The Hulu Blog announced the launch of its app, and walked through some of the second-screen features. You'll be able to check out additional info on your TV shows using the second screen, or switch to watching your show from the second screen. Yes, that means you can take 30 Rock with you into the bathroom like you've always wanted, assuming your bathroom is within the Wii U's range.
The blog also promises easy, touch-based navigation and queuing, and a dedicated "Hulu Kids" section with more than 40 commercial-free, kid-friendly shows. This is similar to a Netflix initiative that started rolling out last year.
A new title update is rolling out for Call of Duty: Black Ops 2, which fixes a few pesky bugs just in time for your family's post-turkey naps. The full patch notes won't be available until tomorrow, but design director David Vonderhaar has mentioned a few of the fixes.
Vonderhaar's Twitter (via Eurogamer) has revealed fixes to a Theater Mode UI error (226117), a Dragonfire glitch, and an escort drone glitch. The former would simply fail to deploy, while the latter had the much more terrible (and hilarious) effect of sticking under the map and attacking its owner. Vonderhaar also said the studio is working with Sony to iron out the persistent issues in the PlayStation 3 version, such as matchmaking crashes.
Sony's previously announced Resistance Collection has set a firm release date.

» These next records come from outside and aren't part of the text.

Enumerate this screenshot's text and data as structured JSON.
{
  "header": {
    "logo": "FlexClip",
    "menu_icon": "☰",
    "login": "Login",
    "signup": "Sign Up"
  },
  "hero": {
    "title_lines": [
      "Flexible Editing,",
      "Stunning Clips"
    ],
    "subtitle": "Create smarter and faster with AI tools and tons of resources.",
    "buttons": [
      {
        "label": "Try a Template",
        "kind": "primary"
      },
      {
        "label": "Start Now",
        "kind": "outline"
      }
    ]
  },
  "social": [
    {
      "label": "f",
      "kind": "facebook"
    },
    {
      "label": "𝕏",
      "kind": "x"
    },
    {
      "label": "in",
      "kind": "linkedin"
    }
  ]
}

The compilation will launch on December 5 for $39.99, well after the Black Friday rush but in plenty of time for the holidays regardless.

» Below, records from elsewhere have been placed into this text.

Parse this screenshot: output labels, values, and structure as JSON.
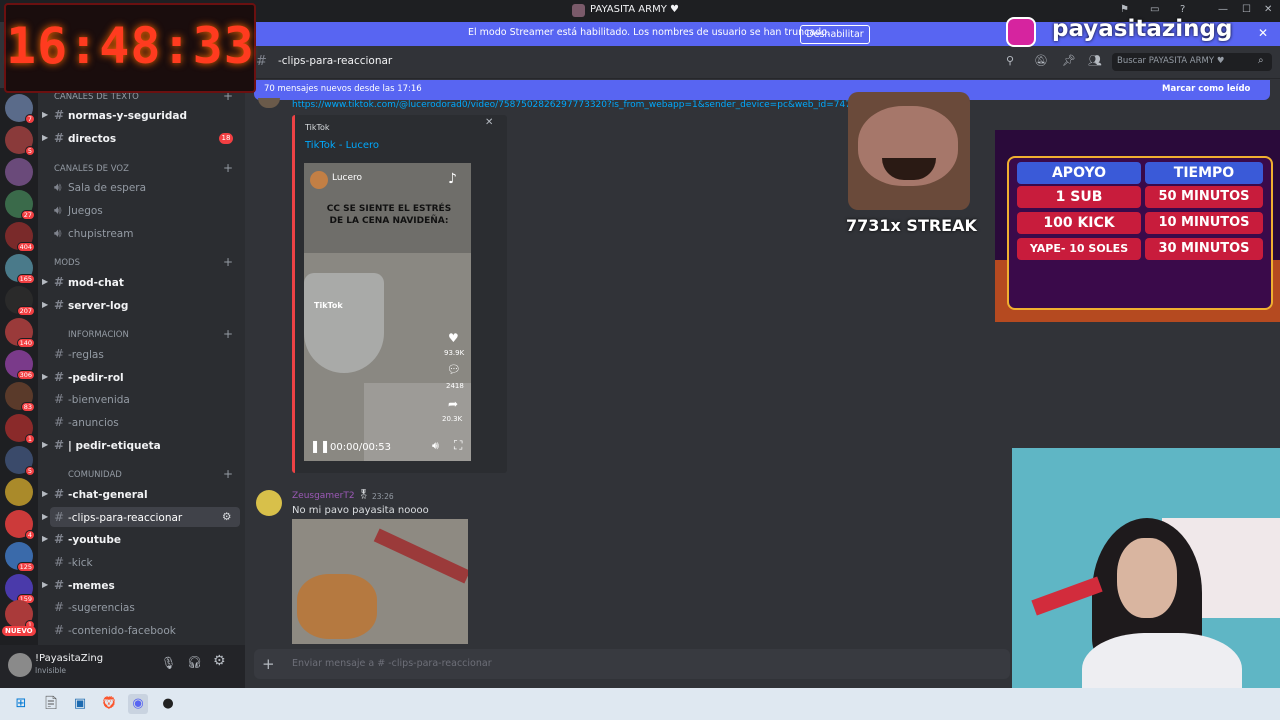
{
  "window": {
    "title": "PAYASITA ARMY ♥"
  },
  "streamer_bar": {
    "message": "El modo Streamer está habilitado. Los nombres de usuario se han truncado.",
    "button": "Deshabilitar"
  },
  "clock": {
    "time": "16:48:33"
  },
  "instagram": {
    "handle": "payasitazingg"
  },
  "channel_header": {
    "name": "-clips-para-reaccionar",
    "search_placeholder": "Buscar PAYASITA ARMY ♥"
  },
  "new_messages": {
    "text": "70 mensajes nuevos desde las 17:16",
    "action": "Marcar como leído"
  },
  "sidebar": {
    "top_channels": [
      {
        "label": "normas-y-seguridad"
      },
      {
        "label": "directos",
        "badge": "18"
      }
    ],
    "categories": {
      "texto": "Canales de texto",
      "voz": "Canales de voz",
      "mods": "MODS",
      "informacion": "INFORMACION",
      "comunidad": "COMUNIDAD"
    },
    "voice_channels": [
      "Sala de espera",
      "Juegos",
      "chupistream"
    ],
    "mods_channels": [
      "mod-chat",
      "server-log"
    ],
    "info_channels": [
      "-reglas",
      "-pedir-rol",
      "-bienvenida",
      "-anuncios",
      "| pedir-etiqueta"
    ],
    "community_channels": [
      "-chat-general",
      "-clips-para-reaccionar",
      "-youtube",
      "-kick",
      "-memes",
      "-sugerencias",
      "-contenido-facebook"
    ]
  },
  "servers": {
    "badges": [
      "7",
      "5",
      "27",
      "404",
      "165",
      "207",
      "140",
      "306",
      "83",
      "1",
      "5",
      "4",
      "125",
      "159",
      "1"
    ],
    "new_label": "NUEVO"
  },
  "user": {
    "name": "!PayasitaZing",
    "status": "Invisible"
  },
  "embed": {
    "link": "https://www.tiktok.com/@lucerodorad0/video/7587502826297773320?is_from_webapp=1&sender_device=pc&web_id=747",
    "provider": "TikTok",
    "title": "TikTok - Lucero",
    "video_author": "Lucero",
    "video_caption": "CC SE SIENTE EL ESTRÉS DE LA CENA NAVIDEÑA:",
    "watermark": "TikTok",
    "likes": "93.9K",
    "comments": "2418",
    "shares": "20.3K",
    "time": "00:00/00:53"
  },
  "message2": {
    "author": "ZeusgamerT2",
    "time": "23:26",
    "text": "No mi pavo payasita noooo"
  },
  "input": {
    "placeholder": "Enviar mensaje a # -clips-para-reaccionar"
  },
  "overlay": {
    "streak": "7731x STREAK"
  },
  "promo": {
    "headers": [
      "APOYO",
      "TIEMPO"
    ],
    "rows": [
      {
        "left": "1 SUB",
        "right": "50 MINUTOS"
      },
      {
        "left": "100 KICK",
        "right": "10 MINUTOS"
      },
      {
        "left": "YAPE- 10 SOLES",
        "right": "30 MINUTOS"
      }
    ]
  },
  "colors": {
    "discord_blurple": "#5865f2",
    "background": "#313338",
    "sidebar": "#2b2d31",
    "red": "#f23f42"
  }
}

The set will come on three discs, which will include Resistance: Fall of Man, Resistance 2, and Resistance 3. It will also contain the Aftermath Multiplayer map pack, skin bundle, and wraith skin weapon for R2, and the Brutality and Survivor packs for R3. The PlayStation Blog gives word that the games will be straight re-releases of the originals, which means no Trophy support for Fall of Man.

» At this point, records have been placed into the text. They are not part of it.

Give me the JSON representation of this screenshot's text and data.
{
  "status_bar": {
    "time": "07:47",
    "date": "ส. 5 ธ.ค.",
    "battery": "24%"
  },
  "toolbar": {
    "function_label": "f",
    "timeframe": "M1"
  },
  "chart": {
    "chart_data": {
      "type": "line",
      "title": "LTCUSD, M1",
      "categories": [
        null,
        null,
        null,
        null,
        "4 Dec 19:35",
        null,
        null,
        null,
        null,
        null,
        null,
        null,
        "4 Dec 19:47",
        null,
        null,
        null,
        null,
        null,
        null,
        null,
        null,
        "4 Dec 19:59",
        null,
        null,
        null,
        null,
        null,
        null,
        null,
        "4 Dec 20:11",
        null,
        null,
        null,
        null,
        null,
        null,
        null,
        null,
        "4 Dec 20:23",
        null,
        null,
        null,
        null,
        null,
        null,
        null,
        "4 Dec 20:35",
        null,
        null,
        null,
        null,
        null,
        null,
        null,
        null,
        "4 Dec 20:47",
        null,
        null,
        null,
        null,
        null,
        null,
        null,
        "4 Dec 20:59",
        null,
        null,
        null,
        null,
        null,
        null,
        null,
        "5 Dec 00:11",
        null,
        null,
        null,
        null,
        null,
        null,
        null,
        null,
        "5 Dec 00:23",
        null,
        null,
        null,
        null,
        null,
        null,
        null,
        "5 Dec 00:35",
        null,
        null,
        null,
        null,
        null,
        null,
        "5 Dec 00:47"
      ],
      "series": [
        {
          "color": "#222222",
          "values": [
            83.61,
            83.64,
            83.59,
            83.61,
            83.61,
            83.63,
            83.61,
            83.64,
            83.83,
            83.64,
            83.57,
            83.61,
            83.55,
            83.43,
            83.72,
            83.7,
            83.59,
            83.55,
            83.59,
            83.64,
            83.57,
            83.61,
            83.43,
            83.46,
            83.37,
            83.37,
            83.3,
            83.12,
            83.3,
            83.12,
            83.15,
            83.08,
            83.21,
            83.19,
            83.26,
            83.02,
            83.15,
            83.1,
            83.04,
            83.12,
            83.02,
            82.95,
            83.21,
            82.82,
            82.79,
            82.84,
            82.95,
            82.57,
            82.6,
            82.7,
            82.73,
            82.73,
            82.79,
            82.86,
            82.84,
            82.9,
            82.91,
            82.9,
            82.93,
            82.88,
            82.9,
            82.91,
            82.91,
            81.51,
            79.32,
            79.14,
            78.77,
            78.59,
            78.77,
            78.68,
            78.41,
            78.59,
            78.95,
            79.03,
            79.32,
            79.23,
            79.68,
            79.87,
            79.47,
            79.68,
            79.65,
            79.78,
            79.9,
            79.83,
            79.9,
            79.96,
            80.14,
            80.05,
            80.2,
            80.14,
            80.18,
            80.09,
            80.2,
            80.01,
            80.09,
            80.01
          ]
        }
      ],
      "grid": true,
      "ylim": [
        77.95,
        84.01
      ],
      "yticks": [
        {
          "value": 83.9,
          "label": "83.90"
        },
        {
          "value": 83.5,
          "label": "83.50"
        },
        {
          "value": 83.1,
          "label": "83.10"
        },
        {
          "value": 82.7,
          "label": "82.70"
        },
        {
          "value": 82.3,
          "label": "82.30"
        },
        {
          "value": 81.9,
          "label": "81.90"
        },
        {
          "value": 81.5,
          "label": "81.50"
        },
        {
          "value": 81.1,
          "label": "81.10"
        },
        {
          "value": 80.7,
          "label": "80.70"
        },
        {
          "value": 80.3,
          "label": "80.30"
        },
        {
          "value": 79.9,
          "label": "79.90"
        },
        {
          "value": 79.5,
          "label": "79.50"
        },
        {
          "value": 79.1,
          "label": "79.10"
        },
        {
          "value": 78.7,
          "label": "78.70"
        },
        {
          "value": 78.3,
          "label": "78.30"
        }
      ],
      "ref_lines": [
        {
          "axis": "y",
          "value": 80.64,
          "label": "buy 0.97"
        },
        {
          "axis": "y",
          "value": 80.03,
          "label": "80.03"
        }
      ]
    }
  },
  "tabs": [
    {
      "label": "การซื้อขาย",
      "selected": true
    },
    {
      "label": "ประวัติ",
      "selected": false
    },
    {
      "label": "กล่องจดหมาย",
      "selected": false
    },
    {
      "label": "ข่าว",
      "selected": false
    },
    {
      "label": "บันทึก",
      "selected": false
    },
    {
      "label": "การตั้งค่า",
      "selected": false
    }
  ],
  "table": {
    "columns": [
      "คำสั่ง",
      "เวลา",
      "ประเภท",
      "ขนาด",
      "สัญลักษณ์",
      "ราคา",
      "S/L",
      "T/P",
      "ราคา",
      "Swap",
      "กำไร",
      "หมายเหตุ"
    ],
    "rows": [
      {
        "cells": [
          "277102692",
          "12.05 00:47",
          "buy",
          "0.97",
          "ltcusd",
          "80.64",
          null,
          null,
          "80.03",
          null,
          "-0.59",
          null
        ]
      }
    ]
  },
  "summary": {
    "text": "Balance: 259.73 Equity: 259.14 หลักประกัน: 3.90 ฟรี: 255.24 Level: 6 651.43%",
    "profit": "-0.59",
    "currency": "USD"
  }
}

Battlefield 3 is one of EA's biggest franchises, and the one it used to take on the Call of Duty series most directly. But DICE is a large studio, and the publisher has claimed it's taking careful steps not to tie the developer down to one franchise.
"The DICE guys are roughly 300 people in the Stockholm studio," EA Games VP Patrick Soderlund told OXM UK. "Not all of them are working on Battlefield things, and that's intentional, because we don't want to become a Battlefield factory"
He suggested that employees can get bored with repeated franchises, so the company moves people around. "The minute we start saying 'you're going to make a Battlefield game for the rest of your life', they're going to go some place else," he said. "So for them to make great Battlefield games there need to be other things for them to do as well."
Sonderland didn't mention what those other projects might be, but a former EA boss claims it's a much-anticipated sequel. "It is general knowledge in the Stockholm dev scene that Mirror's Edge 2 is in production at DICE," said ex-EA Easy studio general manager Ben Cousins. This is second-hand information, though, so take it with at least a few grains of salt.
A trio of, er, well, maybe not 'classic,' but certainly vintage, Sega fighting games are coming to Xbox 360 and PlayStation 3 next week. Sega has dug up its AM2 studio's face-punchers Fighting Vipers, Sonic the Fighters, and Virtua Fighter 2 and plans to drop them digitally at $5 a pop.
1995's Fighting Vipers was, you may recall, the game that revolutionised the genre by letting you kick a lady's clothes off to see her digital underwear. Sonic the Fighters came in 1996 as Sega started to really ramp up the awful sprawling expanded Sonic universe, but on the plus side did let you kick Tails in the face. Lastly, 1994's Virtua Fighter 2 was, well, the sequel to Virtua Fighter.
Sega says that they're "complete versions of the arcade originals," jazzed up with online multiplayer and achievements. They'll hit the North American PlayStation Network on November 27 and Xbox Live Arcade on November 28, costing $5 each, then the European PSN on December 5.